The SPP fiasco: What should Nepal do now?

As we celebrate the 75th anniversary of Nepal-US diplomatic relations, we should not allow wrong information about cooperation projects such as SPP to damage our relations.

Pratik Dotel

  • Read Time 4 min.

The Nepali government decided to stay away from the State Partnership Program (SPP) in light of the most recent developments. However, official letters announcing SPP withdrawal from the Nepali government side have not yet been sent to the US yet. The diplomatic weaknesses of Nepal in dealing with foreign nations, particularly in “bypassing” the Foreign Ministry and conducting foreign affairs on a personal basis, were highlighted during a week-long political drama of ‘war of words’ between leftist and rightist political groups in Nepal. Additionally, it demonstrated the weakness of Nepali political leaders and their practice of burying the problems.

The official letter that the Nepal Army (NA) wrote to the US Embassy in Kathmandu in 2015 mentioning Nepal’s desire to join SPP was leaked online. Earlier to that NA had insisted that no deal with SPP had been made, but when this document was leaked, NA acknowledged that  request letters had been sent to the US Embassy.

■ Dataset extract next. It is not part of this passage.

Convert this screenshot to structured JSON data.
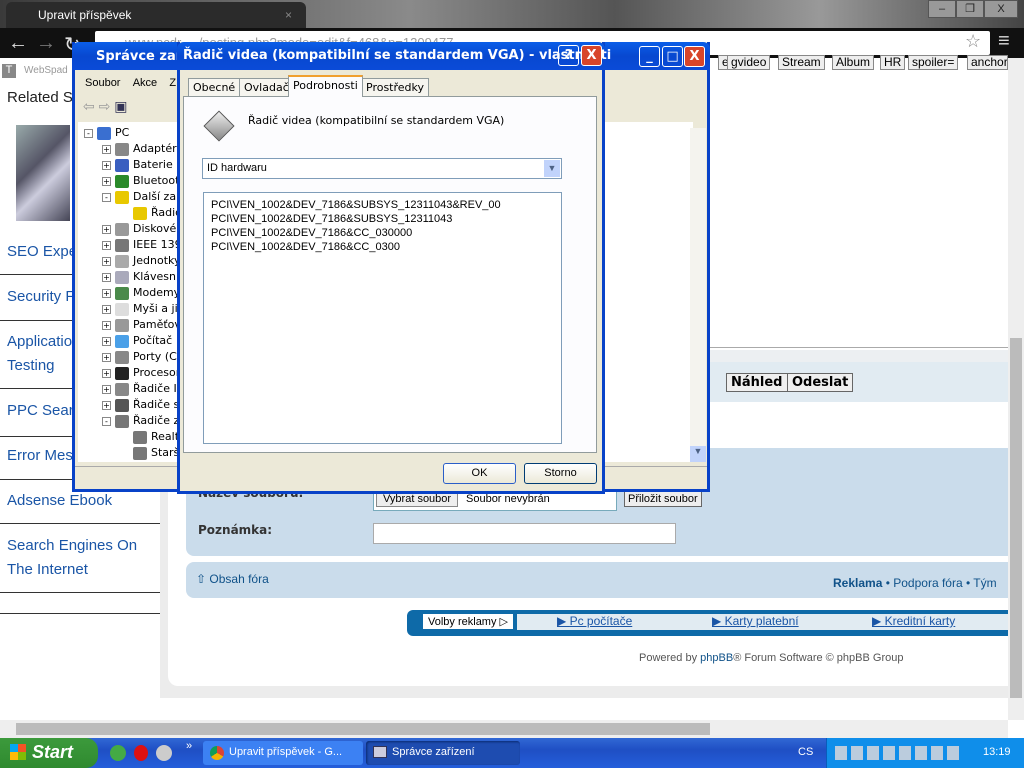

Foreign Ministry had been bypassed in both letters.

Every letter written by the Army is always private and sensitive, and leaking such letters exposes a lack of sensitivity for national security. As a result, it has diminished the Nepali government’s negotiating position with other nations. Our future agreements with foreign governments could be impacted by this.

Military confidentiality is maintained in any country in the world. In Nepal, this has not been taken seriously. For instance, in the Rafael fighter jet corruption in India, the Supreme Court was asked to weigh in on the matter. Because it involved a matter of national security, the Indian government sent the relevant quotation in a sealed envelope, and the Supreme Court, considering it to be in the country’s best interest, decided not to make it public and issued a ruling in accordance with that decision. This demonstrates how sensitive military correspondence is for any country.

Initially, SPP was a military development partnership agreement that was forged following the devastating earthquakes of 2015 between NA and the US National Guard with the aim of enhancing NA’s capacity for disaster response. After the 2015 earthquakes, the government and security forces of Nepal believed that its infrastructure for rescue was lacking and asked for assistance from the international community. In their reaction, the US government suggested working with the NA to provide humanitarian aid under a program called the State Partnership Program (SPP). SPP is a program for exchange between the US National Guard and a foreign partner nation.

It is a joint security cooperation program run by the Office of the National Guard of the US Department of Defense that links the National Guard of the country with the armed forces of a partner country in an effort to forge lasting and mutually beneficial relationships with the US allies around the world. The foreign nations must formally write to the SPP in order to participate in the program.

Nepal made formal requests to that effect in 2015 and 2017 and was officially approved in 2019. Unfortunately, as 2019 approached, SPP came to be linked with the Indo-Pacific Strategy (IPS). Despite this, according to a US Department of Defense document from 2019, Nepal is a participant in the SPP program and has acquired two Sky Trucks through it (as confirmed by the Chief of Army Staff (COAS) at a parliamentary committee on foreign affairs).

We must realize that our collaboration with SPP was conducted on the humanitarian ground rather than political. Nepal holds military drills with the US, China, and India. That does not mean we have entered a military alliance with them.

The SPP under its 3D model—development, defense, and diplomacy—has been providing aid to developing nations in recent years. The 3Ds provide logistics, military hardware, political-military partnerships, and development (which promotes health, education, and local infrastructure development) and diplomacy (series of conferences, and negotiations). Among these, Nepal receives aid for development, which has been essential to the general growth of our nation over the past 50 years. Therefore, establishing a “red line” for accepting aid and protecting our national interests is a concern for recipient nations rather than donor ones.

What should be done?

As we commemorate the 75th anniversary of diplomatic ties with the US, we should be mindful that we do not allow the wrong information about cooperation projects such as Millennium Challenge Corporations (MCC) and the SPP to damage our relations. The US has done a lot for Nepal—support in poverty alleviation, women empowerment, health, education so on. It lobbied for Nepal’s UN membership as well. We should not forget this history.

We must realize that our collaboration with SPP was sought on the humanitarian ground rather than political. Nepal holds military drills with the US, China, and India. That does not mean we have entered a military alliance with them.

The international political landscape is evolving quickly, and by maintaining either an absolute neutral or de-neutral stance, we are unable to defend our interests on a global scale.  Nepal should not fall for misinformation while conducting relations with countries like India, China, and the US. Maintaining balanced relations with these three countries is our priority and it should remain so.

Pratik Dotel is associated with Rastriya Adhyan Kendra, a consultancy firm based in Kathmandu.